Biodiesel Not on Agenda for US-EU Trade Talks

John Davis

kirk1Just as the European Union was extending for five years the temporary duties the EU has slapped on American biodiesel, you would think would be the time the U.S. Trade Representative would want to talk about the protectionist tariffs with his European counterpart. Nope. Ambassador Ron Kirk had bigger fish to fry when he met with European Union Trade Commissioner Catherine Ashton in Washington this week. Like a dispute over playing Irish music in American commercial establishments. I kind you not. While what could be a lifesaver for the U.S. economy and the world’s environment is being shut out of one of the biggest markets on earth, Kirk wanted to beat his sheleighly over whether Danny Boy should be sung in pubs (I’m not sure if that’s EXACTLY what the musical dispute is all about, but you get the idea).

To be fair, as noted in this story, there were several other important trade issues that were discussed at the meeting this week. But, c’mon. There wasn’t enough time to fit the biodiesel issue into the agenda? Between this and EPA official Margo Oge thinking that it takes 64 acres of soybeans… no, make that 400 acres of soybeans… to make a gallon of biodiesel (she’s a little off on her math. It’s actually 64 gallons of biodiesel out of each acre of beans.), you gotta start to wonder if anyone in Washington, D.C. is really looking out for U.S. biodiesel producers.
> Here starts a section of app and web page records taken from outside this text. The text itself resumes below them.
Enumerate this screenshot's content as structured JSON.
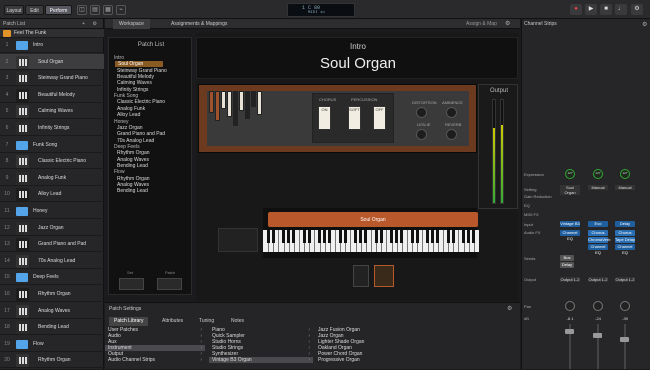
{
  "toolbar": {
    "layout_label": "Layout",
    "edit_label": "Edit",
    "perform_label": "Perform",
    "lcd_line1": "1  C  80",
    "lcd_line2": "MIDI in"
  },
  "left_panel": {
    "title": "Patch List",
    "rows": [
      {
        "num": "",
        "label": "Feel The Funk",
        "type": "set"
      },
      {
        "num": "1",
        "label": "Intro",
        "type": "folder"
      },
      {
        "num": "2",
        "label": "Soul Organ",
        "type": "patch",
        "selected": true
      },
      {
        "num": "3",
        "label": "Steinway Grand Piano",
        "type": "patch"
      },
      {
        "num": "4",
        "label": "Beautiful Melody",
        "type": "patch"
      },
      {
        "num": "5",
        "label": "Calming Waves",
        "type": "patch"
      },
      {
        "num": "6",
        "label": "Infinity Strings",
        "type": "patch"
      },
      {
        "num": "7",
        "label": "Funk Song",
        "type": "folder"
      },
      {
        "num": "8",
        "label": "Classic Electric Piano",
        "type": "patch"
      },
      {
        "num": "9",
        "label": "Analog Funk",
        "type": "patch"
      },
      {
        "num": "10",
        "label": "Alloy Lead",
        "type": "patch"
      },
      {
        "num": "11",
        "label": "Honey",
        "type": "folder"
      },
      {
        "num": "12",
        "label": "Jazz Organ",
        "type": "patch"
      },
      {
        "num": "13",
        "label": "Grand Piano and Pad",
        "type": "patch"
      },
      {
        "num": "14",
        "label": "70s Analog Lead",
        "type": "patch"
      },
      {
        "num": "15",
        "label": "Deep Feels",
        "type": "folder"
      },
      {
        "num": "16",
        "label": "Rhythm Organ",
        "type": "patch"
      },
      {
        "num": "17",
        "label": "Analog Waves",
        "type": "patch"
      },
      {
        "num": "18",
        "label": "Bending Lead",
        "type": "patch"
      },
      {
        "num": "19",
        "label": "Flow",
        "type": "folder"
      },
      {
        "num": "20",
        "label": "Rhythm Organ",
        "type": "patch"
      }
    ]
  },
  "tabs": {
    "workspace": "Workspace",
    "assignments": "Assignments & Mappings",
    "assign_map": "Assign & Map"
  },
  "patch_list_widget": {
    "title": "Patch List",
    "items": [
      {
        "label": "Intro",
        "kind": "head"
      },
      {
        "label": "Soul Organ",
        "kind": "sel"
      },
      {
        "label": "Steinway Grand Piano",
        "kind": "item"
      },
      {
        "label": "Beautiful Melody",
        "kind": "item"
      },
      {
        "label": "Calming Waves",
        "kind": "item"
      },
      {
        "label": "Infinity Strings",
        "kind": "item"
      },
      {
        "label": "Funk Song",
        "kind": "head"
      },
      {
        "label": "Classic Electric Piano",
        "kind": "item"
      },
      {
        "label": "Analog Funk",
        "kind": "item"
      },
      {
        "label": "Alloy Lead",
        "kind": "item"
      },
      {
        "label": "Honey",
        "kind": "head"
      },
      {
        "label": "Jazz Organ",
        "kind": "item"
      },
      {
        "label": "Grand Piano and Pad",
        "kind": "item"
      },
      {
        "label": "70s Analog Lead",
        "kind": "item"
      },
      {
        "label": "Deep Feels",
        "kind": "head"
      },
      {
        "label": "Rhythm Organ",
        "kind": "item"
      },
      {
        "label": "Analog Waves",
        "kind": "item"
      },
      {
        "label": "Bending Lead",
        "kind": "item"
      },
      {
        "label": "Flow",
        "kind": "head"
      },
      {
        "label": "Rhythm Organ",
        "kind": "item"
      },
      {
        "label": "Analog Waves",
        "kind": "item"
      },
      {
        "label": "Bending Lead",
        "kind": "item"
      }
    ],
    "btn_left": "Set",
    "btn_right": "Patch"
  },
  "title_block": {
    "set_name": "Intro",
    "patch_name": "Soul Organ"
  },
  "organ": {
    "chorus": "CHORUS",
    "percussion": "PERCUSSION",
    "distortion": "DISTORTION",
    "ambience": "AMBIENCE",
    "leslie": "LESLIE",
    "reverb": "REVERB",
    "on": "ON",
    "soft": "SOFT",
    "off": "OFF"
  },
  "output": {
    "label": "Output"
  },
  "keyboard": {
    "label": "Soul Organ"
  },
  "patch_settings": {
    "title": "Patch Settings",
    "tabs": [
      "Patch Library",
      "Attributes",
      "Tuning",
      "Notes"
    ],
    "col1": [
      "User Patches",
      "Audio",
      "Aux",
      "Instrument",
      "Output",
      "Audio Channel Strips"
    ],
    "col1_selected": "Instrument",
    "col2": [
      "Piano",
      "Quick Sampler",
      "Studio Horns",
      "Studio Strings",
      "Synthesizer",
      "Vintage B3 Organ"
    ],
    "col2_selected": "Vintage B3 Organ",
    "col3": [
      "Jazz Fusion Organ",
      "Jazz Organ",
      "Lighter Shade Organ",
      "Oakland Organ",
      "Power Chord Organ",
      "Progressive Organ"
    ]
  },
  "channel_strips": {
    "title": "Channel Strips",
    "row_labels": {
      "expression": "Expression",
      "setting": "Setting",
      "gain_reduction": "Gain Reduction",
      "eq": "EQ",
      "midi_fx": "MIDI FX",
      "input": "Input",
      "audio_fx": "Audio FX",
      "sends": "Sends",
      "output": "Output",
      "pan": "Pan",
      "db": "dB"
    },
    "strips": [
      {
        "expr": "127",
        "setting": "Soul Organ",
        "input": "Vintage B3",
        "fx": [
          "Channel EQ"
        ],
        "sends": [
          "Bus",
          "Delay"
        ],
        "output": "Output 1-2",
        "db": "-8.1"
      },
      {
        "expr": "127",
        "setting": "Manual",
        "input": "Evo",
        "fx": [
          "Chorus",
          "ChromaVerb",
          "Channel EQ"
        ],
        "sends": [],
        "output": "Output 1-2",
        "db": "-24"
      },
      {
        "expr": "127",
        "setting": "Manual",
        "input": "Delay",
        "fx": [
          "Chorus",
          "Tape Delay",
          "Channel EQ"
        ],
        "sends": [],
        "output": "Output 1-2",
        "db": "-39"
      }
    ]
  }
}
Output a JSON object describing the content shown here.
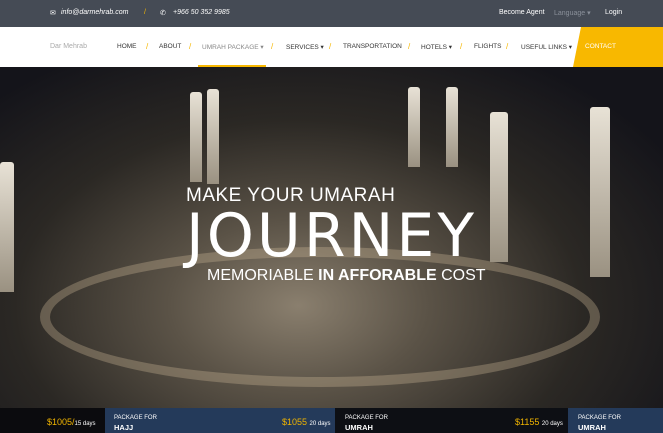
{
  "topbar": {
    "email": "info@darmehrab.com",
    "phone": "+966 50 352 9985",
    "become_agent": "Become Agent",
    "language": "Language ▾",
    "login": "Login"
  },
  "nav": {
    "brand": "Dar Mehrab",
    "items": [
      "HOME",
      "ABOUT",
      "UMRAH PACKAGE ▾",
      "SERVICES ▾",
      "TRANSPORTATION",
      "HOTELS ▾",
      "FLIGHTS",
      "USEFUL LINKS ▾"
    ],
    "contact": "CONTACT",
    "separator": "/"
  },
  "hero": {
    "line1": "MAKE YOUR UMARAH",
    "line2": "JOURNEY",
    "line3_a": "MEMORIABLE",
    "line3_b": "IN AFFORABLE",
    "line3_c": "COST"
  },
  "packages": [
    {
      "price": "$1005/",
      "duration": "15 days",
      "label": "PACKAGE FOR",
      "name": "HAJJ"
    },
    {
      "price": "$1055",
      "duration": "20 days",
      "label": "PACKAGE FOR",
      "name": "UMRAH"
    },
    {
      "price": "$1155",
      "duration": "20 days",
      "label": "PACKAGE FOR",
      "name": "UMRAH"
    }
  ],
  "colors": {
    "accent": "#f8b800",
    "topbar": "#454b55",
    "package_blue": "#243a5a"
  }
}
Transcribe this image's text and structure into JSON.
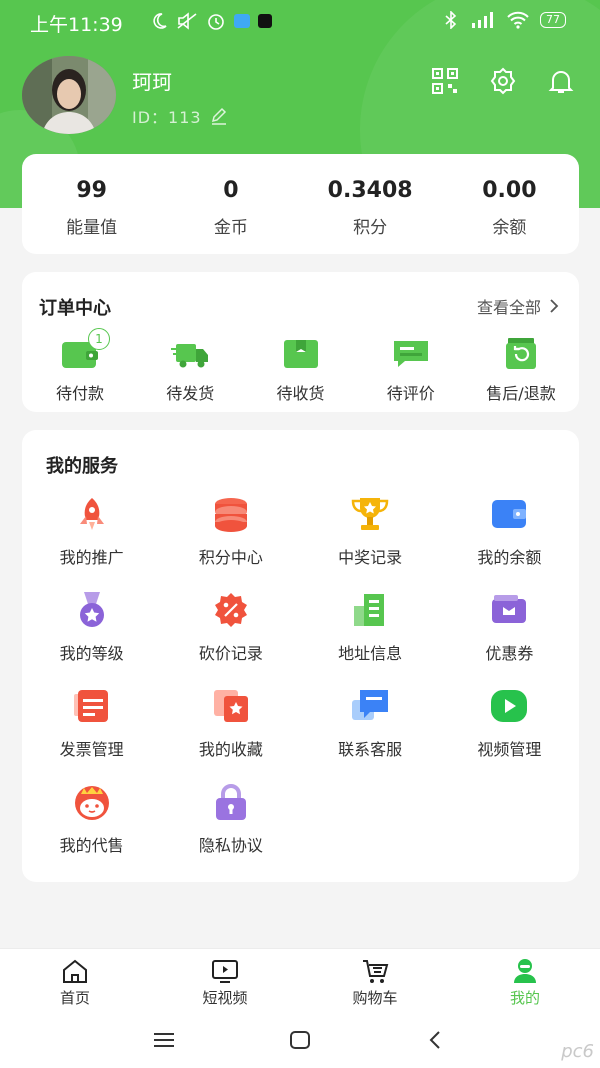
{
  "status_bar": {
    "time": "上午11:39",
    "battery": "77"
  },
  "profile": {
    "name": "珂珂",
    "id_text": "ID：113"
  },
  "stats": [
    {
      "value": "99",
      "label": "能量值"
    },
    {
      "value": "0",
      "label": "金币"
    },
    {
      "value": "0.3408",
      "label": "积分"
    },
    {
      "value": "0.00",
      "label": "余额"
    }
  ],
  "orders": {
    "title": "订单中心",
    "view_all": "查看全部",
    "pending_payment_badge": "1",
    "items": [
      {
        "label": "待付款",
        "icon": "wallet-icon"
      },
      {
        "label": "待发货",
        "icon": "truck-icon"
      },
      {
        "label": "待收货",
        "icon": "box-icon"
      },
      {
        "label": "待评价",
        "icon": "comment-icon"
      },
      {
        "label": "售后/退款",
        "icon": "refund-icon"
      }
    ]
  },
  "services": {
    "title": "我的服务",
    "items": [
      {
        "label": "我的推广",
        "icon": "rocket-icon"
      },
      {
        "label": "积分中心",
        "icon": "coins-icon"
      },
      {
        "label": "中奖记录",
        "icon": "trophy-icon"
      },
      {
        "label": "我的余额",
        "icon": "wallet-blue-icon"
      },
      {
        "label": "我的等级",
        "icon": "medal-icon"
      },
      {
        "label": "砍价记录",
        "icon": "discount-icon"
      },
      {
        "label": "地址信息",
        "icon": "building-icon"
      },
      {
        "label": "优惠券",
        "icon": "coupon-icon"
      },
      {
        "label": "发票管理",
        "icon": "invoice-icon"
      },
      {
        "label": "我的收藏",
        "icon": "favorite-icon"
      },
      {
        "label": "联系客服",
        "icon": "chat-icon"
      },
      {
        "label": "视频管理",
        "icon": "play-icon"
      },
      {
        "label": "我的代售",
        "icon": "mascot-icon"
      },
      {
        "label": "隐私协议",
        "icon": "lock-icon"
      }
    ]
  },
  "tabbar": [
    {
      "label": "首页",
      "icon": "home-icon"
    },
    {
      "label": "短视频",
      "icon": "tv-icon"
    },
    {
      "label": "购物车",
      "icon": "cart-icon"
    },
    {
      "label": "我的",
      "icon": "user-icon",
      "active": true
    }
  ],
  "colors": {
    "brand_green": "#57c64f"
  },
  "watermark": "pc6"
}
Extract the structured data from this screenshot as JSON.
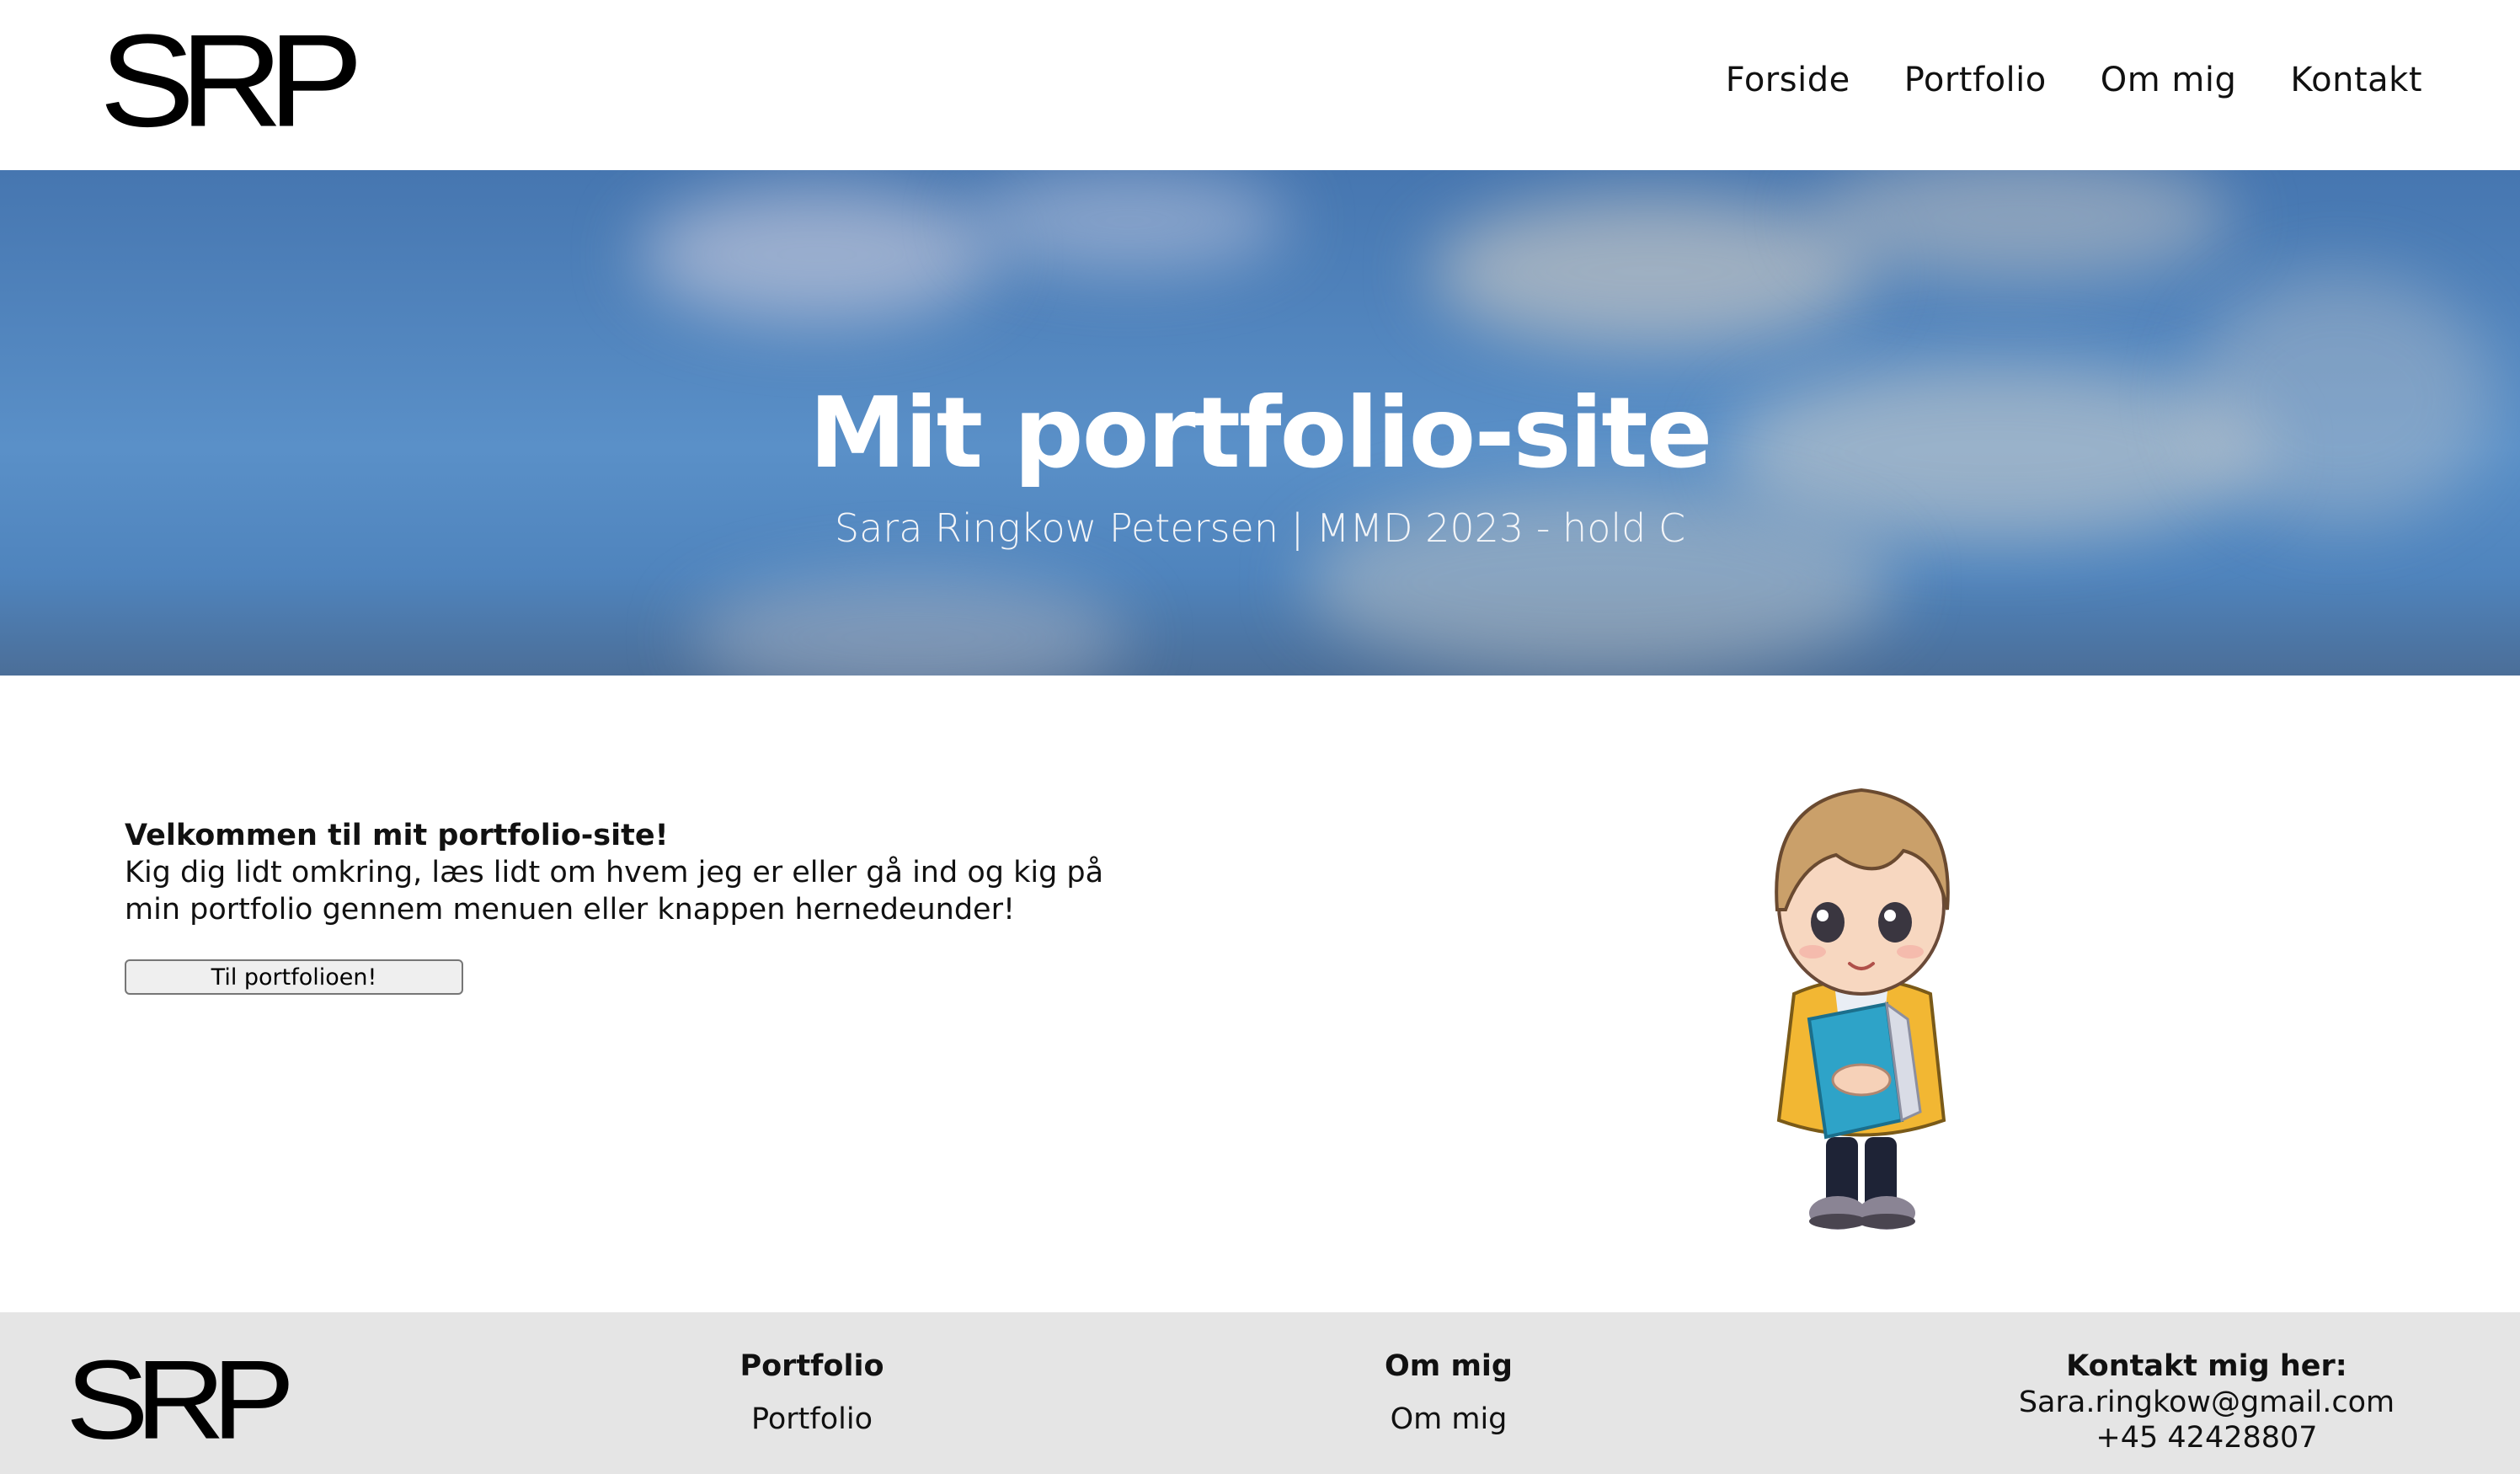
{
  "header": {
    "logo": "SRP",
    "nav": [
      "Forside",
      "Portfolio",
      "Om mig",
      "Kontakt"
    ]
  },
  "hero": {
    "title": "Mit portfolio-site",
    "subtitle": "Sara Ringkow Petersen | MMD 2023 - hold C"
  },
  "intro": {
    "heading": "Velkommen til mit portfolio-site!",
    "text": "Kig dig lidt omkring, læs lidt om hvem jeg er eller gå ind og kig på min portfolio gennem menuen eller knappen hernedeunder!",
    "button_label": "Til portfolioen!"
  },
  "footer": {
    "logo": "SRP",
    "portfolio": {
      "title": "Portfolio",
      "link": "Portfolio"
    },
    "om_mig": {
      "title": "Om mig",
      "link": "Om mig"
    },
    "kontakt": {
      "title": "Kontakt mig her:",
      "email": "Sara.ringkow@gmail.com",
      "phone": "+45 42428807"
    }
  },
  "colors": {
    "hero_blue": "#5a90c8",
    "footer_bg": "#e5e5e5",
    "text": "#111111"
  }
}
Meanwhile, Reuters reports that biodiesel production in Europe jumped by more an 35 percent in 2008 and is expected to grow even more this year, despite the fact that half the plants on the continent are not operating because of poor demand. The tariffs keeping the American biodiesel out of Europe are seen as major factors for the projected growth.

Biodiesel, Government, International